Records from a data collection
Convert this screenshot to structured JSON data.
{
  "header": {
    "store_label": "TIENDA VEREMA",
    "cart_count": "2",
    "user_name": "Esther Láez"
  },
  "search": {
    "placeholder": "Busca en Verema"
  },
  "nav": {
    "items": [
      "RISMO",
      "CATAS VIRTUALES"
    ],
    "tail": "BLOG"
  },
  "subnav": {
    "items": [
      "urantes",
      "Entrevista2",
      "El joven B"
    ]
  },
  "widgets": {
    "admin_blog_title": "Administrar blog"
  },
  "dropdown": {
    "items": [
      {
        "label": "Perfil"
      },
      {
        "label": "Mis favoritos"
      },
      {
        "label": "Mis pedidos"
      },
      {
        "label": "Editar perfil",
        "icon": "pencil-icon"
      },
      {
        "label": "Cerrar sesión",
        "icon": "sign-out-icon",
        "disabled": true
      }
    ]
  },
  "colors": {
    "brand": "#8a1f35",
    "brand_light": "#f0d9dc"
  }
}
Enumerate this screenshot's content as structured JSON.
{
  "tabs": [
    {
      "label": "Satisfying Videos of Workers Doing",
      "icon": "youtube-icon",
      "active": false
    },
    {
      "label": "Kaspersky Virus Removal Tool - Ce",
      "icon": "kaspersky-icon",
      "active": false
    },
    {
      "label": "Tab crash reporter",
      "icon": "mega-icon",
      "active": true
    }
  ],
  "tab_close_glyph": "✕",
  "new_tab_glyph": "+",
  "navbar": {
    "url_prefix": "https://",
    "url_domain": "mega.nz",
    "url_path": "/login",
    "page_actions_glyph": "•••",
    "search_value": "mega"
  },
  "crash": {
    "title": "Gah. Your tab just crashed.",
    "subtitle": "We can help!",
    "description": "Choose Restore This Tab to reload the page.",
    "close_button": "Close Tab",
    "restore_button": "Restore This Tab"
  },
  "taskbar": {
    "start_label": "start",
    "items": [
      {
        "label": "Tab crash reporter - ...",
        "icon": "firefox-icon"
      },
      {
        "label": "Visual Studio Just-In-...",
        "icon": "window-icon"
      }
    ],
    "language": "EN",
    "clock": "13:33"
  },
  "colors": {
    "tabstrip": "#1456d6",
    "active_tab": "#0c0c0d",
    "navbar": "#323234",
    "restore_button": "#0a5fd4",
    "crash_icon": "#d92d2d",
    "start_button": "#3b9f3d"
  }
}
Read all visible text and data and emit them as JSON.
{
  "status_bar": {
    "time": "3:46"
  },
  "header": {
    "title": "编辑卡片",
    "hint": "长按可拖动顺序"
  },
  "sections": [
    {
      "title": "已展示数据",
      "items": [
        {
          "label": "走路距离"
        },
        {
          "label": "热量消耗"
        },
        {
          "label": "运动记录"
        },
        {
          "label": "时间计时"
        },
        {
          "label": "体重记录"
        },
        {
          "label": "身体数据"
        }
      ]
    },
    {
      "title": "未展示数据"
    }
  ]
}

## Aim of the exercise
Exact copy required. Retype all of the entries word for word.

## Task answer
Convert this screenshot to structured JSON data.
{
  "header": {
    "store_label": "TIENDA VEREMA",
    "cart_count": "2",
    "user_name": "Esther Láez"
  },
  "search": {
    "placeholder": "Busca en Verema"
  },
  "nav": {
    "items": [
      "RISMO",
      "CATAS VIRTUALES"
    ],
    "tail": "BLOG"
  },
  "subnav": {
    "items": [
      "urantes",
      "Entrevista2",
      "El joven B"
    ]
  },
  "widgets": {
    "admin_blog_title": "Administrar blog"
  },
  "dropdown": {
    "items": [
      {
        "label": "Perfil"
      },
      {
        "label": "Mis favoritos"
      },
      {
        "label": "Mis pedidos"
      },
      {
        "label": "Editar perfil",
        "icon": "pencil-icon"
      },
      {
        "label": "Cerrar sesión",
        "icon": "sign-out-icon",
        "disabled": true
      }
    ]
  },
  "colors": {
    "brand": "#8a1f35",
    "brand_light": "#f0d9dc"
  }
}
Enumerate this screenshot's content as structured JSON.
{
  "tabs": [
    {
      "label": "Satisfying Videos of Workers Doing",
      "icon": "youtube-icon",
      "active": false
    },
    {
      "label": "Kaspersky Virus Removal Tool - Ce",
      "icon": "kaspersky-icon",
      "active": false
    },
    {
      "label": "Tab crash reporter",
      "icon": "mega-icon",
      "active": true
    }
  ],
  "tab_close_glyph": "✕",
  "new_tab_glyph": "+",
  "navbar": {
    "url_prefix": "https://",
    "url_domain": "mega.nz",
    "url_path": "/login",
    "page_actions_glyph": "•••",
    "search_value": "mega"
  },
  "crash": {
    "title": "Gah. Your tab just crashed.",
    "subtitle": "We can help!",
    "description": "Choose Restore This Tab to reload the page.",
    "close_button": "Close Tab",
    "restore_button": "Restore This Tab"
  },
  "taskbar": {
    "start_label": "start",
    "items": [
      {
        "label": "Tab crash reporter - ...",
        "icon": "firefox-icon"
      },
      {
        "label": "Visual Studio Just-In-...",
        "icon": "window-icon"
      }
    ],
    "language": "EN",
    "clock": "13:33"
  },
  "colors": {
    "tabstrip": "#1456d6",
    "active_tab": "#0c0c0d",
    "navbar": "#323234",
    "restore_button": "#0a5fd4",
    "crash_icon": "#d92d2d",
    "start_button": "#3b9f3d"
  }
}
Read all visible text and data and emit them as JSON.
{
  "status_bar": {
    "time": "3:46"
  },
  "header": {
    "title": "编辑卡片",
    "hint": "长按可拖动顺序"
  },
  "sections": [
    {
      "title": "已展示数据",
      "items": [
        {
          "label": "走路距离"
        },
        {
          "label": "热量消耗"
        },
        {
          "label": "运动记录"
        },
        {
          "label": "时间计时"
        },
        {
          "label": "体重记录"
        },
        {
          "label": "身体数据"
        }
      ]
    },
    {
      "title": "未展示数据"
    }
  ]
}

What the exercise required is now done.